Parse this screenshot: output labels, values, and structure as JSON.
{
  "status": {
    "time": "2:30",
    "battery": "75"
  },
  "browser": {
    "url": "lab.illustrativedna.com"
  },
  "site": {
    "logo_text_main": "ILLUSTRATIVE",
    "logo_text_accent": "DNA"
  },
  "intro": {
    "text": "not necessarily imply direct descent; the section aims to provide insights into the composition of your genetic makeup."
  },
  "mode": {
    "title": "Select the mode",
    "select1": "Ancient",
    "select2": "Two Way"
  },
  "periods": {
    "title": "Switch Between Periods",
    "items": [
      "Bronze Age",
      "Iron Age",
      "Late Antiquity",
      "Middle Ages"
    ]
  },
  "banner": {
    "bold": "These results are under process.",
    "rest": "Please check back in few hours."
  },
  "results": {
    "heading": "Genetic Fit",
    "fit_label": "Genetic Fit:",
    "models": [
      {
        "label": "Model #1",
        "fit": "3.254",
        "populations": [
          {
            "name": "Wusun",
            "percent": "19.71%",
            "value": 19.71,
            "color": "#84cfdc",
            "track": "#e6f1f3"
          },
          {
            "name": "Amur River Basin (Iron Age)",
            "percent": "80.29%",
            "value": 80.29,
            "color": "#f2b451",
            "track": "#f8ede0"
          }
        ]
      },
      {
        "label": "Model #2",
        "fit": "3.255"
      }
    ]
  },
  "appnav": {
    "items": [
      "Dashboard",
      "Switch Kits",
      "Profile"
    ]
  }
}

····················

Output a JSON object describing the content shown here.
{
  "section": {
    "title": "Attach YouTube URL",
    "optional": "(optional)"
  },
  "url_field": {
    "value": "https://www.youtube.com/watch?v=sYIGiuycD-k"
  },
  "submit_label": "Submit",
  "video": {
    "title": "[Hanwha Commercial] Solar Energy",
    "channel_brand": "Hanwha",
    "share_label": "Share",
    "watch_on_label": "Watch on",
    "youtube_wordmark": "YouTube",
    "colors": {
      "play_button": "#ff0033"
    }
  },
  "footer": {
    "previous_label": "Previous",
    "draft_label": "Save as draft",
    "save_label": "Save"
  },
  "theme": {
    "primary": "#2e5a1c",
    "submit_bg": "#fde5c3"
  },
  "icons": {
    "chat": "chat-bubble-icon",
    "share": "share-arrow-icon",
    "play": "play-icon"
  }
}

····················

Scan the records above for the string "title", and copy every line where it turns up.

**Answer:**
    "title": "Select the mode",
    "title": "Switch Between Periods",
    "title": "Attach YouTube URL",
    "title": "[Hanwha Commercial] Solar Energy",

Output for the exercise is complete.